> [Work order]: Lines from the material below that hold the string "JSON" are what is needed; copy each of them.

> [Input data]:

--- START ---

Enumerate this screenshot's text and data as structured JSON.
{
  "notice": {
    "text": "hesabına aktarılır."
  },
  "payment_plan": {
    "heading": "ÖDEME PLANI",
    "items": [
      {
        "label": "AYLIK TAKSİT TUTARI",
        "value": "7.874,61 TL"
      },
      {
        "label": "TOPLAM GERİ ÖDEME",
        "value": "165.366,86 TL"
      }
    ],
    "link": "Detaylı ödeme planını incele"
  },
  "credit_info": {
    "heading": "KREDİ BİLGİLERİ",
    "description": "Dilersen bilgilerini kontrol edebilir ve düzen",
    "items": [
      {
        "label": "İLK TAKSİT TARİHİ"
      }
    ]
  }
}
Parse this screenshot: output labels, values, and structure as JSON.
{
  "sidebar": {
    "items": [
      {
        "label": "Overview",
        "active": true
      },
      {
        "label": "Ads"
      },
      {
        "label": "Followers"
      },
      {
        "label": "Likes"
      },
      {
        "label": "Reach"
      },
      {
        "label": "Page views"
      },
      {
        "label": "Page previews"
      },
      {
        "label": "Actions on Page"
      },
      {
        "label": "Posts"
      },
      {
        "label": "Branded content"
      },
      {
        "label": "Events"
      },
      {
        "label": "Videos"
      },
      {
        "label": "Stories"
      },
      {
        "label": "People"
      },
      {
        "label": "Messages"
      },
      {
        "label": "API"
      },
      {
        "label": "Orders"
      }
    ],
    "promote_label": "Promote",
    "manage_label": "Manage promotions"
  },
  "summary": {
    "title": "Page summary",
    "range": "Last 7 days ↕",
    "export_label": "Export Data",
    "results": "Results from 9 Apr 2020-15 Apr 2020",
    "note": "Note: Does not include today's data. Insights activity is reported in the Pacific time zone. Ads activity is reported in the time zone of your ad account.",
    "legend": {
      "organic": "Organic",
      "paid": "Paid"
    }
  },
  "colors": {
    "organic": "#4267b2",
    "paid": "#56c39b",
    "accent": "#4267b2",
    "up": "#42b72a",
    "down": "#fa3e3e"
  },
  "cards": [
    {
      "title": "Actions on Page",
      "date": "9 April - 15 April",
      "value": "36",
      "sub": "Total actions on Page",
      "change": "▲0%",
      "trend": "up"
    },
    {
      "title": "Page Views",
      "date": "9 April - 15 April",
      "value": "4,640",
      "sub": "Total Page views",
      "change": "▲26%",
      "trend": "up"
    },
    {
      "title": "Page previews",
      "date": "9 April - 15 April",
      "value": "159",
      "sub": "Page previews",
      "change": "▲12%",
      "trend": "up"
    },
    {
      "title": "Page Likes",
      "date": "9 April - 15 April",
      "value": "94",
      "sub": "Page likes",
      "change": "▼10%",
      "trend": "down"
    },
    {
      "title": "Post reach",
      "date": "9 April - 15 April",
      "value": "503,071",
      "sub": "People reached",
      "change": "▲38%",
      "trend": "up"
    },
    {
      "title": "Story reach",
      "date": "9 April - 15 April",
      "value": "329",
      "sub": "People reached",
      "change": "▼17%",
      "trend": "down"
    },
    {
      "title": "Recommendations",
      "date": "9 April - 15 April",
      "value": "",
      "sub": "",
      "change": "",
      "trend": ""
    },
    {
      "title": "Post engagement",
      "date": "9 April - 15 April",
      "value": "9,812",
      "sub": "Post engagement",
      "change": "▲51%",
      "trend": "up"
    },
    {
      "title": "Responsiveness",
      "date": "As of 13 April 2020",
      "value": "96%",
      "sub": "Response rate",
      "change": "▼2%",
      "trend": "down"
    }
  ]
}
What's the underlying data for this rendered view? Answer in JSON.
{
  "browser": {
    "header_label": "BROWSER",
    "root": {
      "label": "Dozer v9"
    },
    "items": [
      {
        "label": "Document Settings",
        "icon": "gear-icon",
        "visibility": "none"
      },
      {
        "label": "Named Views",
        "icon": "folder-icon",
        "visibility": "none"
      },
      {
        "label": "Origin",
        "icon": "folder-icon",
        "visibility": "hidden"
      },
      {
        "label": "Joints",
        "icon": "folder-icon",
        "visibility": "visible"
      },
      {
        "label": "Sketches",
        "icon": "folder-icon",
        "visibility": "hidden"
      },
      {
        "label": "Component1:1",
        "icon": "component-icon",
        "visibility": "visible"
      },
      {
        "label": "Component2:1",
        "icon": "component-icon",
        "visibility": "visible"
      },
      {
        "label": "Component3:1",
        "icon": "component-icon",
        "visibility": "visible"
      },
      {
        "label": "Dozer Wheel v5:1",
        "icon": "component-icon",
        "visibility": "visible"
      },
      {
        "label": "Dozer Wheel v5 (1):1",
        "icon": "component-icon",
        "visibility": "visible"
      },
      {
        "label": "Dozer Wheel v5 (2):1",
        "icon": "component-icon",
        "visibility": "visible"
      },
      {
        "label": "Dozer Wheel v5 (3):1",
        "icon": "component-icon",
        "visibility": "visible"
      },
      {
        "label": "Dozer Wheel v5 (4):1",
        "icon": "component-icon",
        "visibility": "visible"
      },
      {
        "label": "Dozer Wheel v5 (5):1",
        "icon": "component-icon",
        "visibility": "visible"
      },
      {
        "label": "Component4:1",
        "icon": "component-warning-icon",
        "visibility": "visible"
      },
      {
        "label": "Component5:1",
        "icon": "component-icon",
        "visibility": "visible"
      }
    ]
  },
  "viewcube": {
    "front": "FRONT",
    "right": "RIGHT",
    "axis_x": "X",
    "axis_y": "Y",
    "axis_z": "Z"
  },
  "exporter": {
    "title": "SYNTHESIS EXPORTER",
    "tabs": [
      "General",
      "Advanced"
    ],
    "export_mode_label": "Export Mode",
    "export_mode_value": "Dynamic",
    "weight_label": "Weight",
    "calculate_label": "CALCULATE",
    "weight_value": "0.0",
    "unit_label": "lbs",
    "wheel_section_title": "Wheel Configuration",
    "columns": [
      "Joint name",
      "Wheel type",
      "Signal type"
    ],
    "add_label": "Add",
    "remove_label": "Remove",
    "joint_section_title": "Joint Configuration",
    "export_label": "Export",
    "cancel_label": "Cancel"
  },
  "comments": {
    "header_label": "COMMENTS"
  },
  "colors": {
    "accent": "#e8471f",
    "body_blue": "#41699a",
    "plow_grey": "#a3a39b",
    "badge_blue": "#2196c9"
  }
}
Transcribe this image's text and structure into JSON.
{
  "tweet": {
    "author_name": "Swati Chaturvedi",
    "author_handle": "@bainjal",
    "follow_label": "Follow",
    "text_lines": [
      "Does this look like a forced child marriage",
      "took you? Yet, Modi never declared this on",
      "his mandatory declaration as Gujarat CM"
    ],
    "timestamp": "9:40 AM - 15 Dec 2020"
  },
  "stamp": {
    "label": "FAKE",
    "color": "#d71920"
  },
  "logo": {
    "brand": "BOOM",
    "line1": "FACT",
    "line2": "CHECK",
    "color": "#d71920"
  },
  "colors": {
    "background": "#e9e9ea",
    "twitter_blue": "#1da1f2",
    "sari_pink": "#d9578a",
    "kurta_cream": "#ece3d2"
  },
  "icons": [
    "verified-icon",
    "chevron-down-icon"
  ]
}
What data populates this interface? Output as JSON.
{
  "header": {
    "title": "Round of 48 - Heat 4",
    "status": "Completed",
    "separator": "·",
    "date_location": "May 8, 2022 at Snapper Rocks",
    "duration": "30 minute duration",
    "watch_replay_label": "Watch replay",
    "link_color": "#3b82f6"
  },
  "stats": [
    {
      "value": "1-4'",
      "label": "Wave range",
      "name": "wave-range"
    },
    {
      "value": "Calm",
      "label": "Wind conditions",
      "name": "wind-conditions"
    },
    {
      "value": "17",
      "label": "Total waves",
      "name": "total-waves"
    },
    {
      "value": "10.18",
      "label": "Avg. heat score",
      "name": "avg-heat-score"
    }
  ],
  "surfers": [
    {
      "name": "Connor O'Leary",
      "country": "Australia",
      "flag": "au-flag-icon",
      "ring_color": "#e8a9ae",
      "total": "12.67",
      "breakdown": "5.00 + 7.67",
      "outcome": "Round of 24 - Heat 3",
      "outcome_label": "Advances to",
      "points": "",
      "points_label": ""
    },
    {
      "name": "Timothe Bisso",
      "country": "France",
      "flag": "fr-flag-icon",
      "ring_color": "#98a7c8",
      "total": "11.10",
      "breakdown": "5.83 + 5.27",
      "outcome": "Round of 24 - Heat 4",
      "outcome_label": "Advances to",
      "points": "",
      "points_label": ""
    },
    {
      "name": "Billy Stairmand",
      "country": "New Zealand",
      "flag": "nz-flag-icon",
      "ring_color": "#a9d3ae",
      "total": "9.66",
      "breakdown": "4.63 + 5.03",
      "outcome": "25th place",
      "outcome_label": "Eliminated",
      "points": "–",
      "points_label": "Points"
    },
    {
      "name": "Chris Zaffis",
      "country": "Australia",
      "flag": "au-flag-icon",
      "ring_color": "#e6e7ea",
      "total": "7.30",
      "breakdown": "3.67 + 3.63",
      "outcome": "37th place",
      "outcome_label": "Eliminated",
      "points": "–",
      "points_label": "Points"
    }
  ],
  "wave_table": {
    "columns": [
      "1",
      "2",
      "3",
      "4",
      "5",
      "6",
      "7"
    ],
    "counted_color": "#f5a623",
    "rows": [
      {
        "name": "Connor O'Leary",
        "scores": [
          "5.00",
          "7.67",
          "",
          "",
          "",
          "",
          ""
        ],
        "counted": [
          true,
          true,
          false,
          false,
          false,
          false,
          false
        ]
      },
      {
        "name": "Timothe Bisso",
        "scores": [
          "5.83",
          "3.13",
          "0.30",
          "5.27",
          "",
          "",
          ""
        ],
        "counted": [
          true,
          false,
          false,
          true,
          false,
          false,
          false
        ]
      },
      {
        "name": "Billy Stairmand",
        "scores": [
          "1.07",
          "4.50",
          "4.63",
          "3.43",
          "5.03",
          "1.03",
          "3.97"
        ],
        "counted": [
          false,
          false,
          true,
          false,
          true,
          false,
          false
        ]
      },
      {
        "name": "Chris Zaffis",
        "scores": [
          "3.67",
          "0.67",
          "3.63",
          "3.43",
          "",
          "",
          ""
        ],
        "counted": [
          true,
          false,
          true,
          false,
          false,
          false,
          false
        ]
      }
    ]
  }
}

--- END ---

> [Written solution]:
Enumerate this screenshot's text and data as structured JSON.
Parse this screenshot: output labels, values, and structure as JSON.
What's the underlying data for this rendered view? Answer in JSON.
Transcribe this image's text and structure into JSON.
What data populates this interface? Output as JSON.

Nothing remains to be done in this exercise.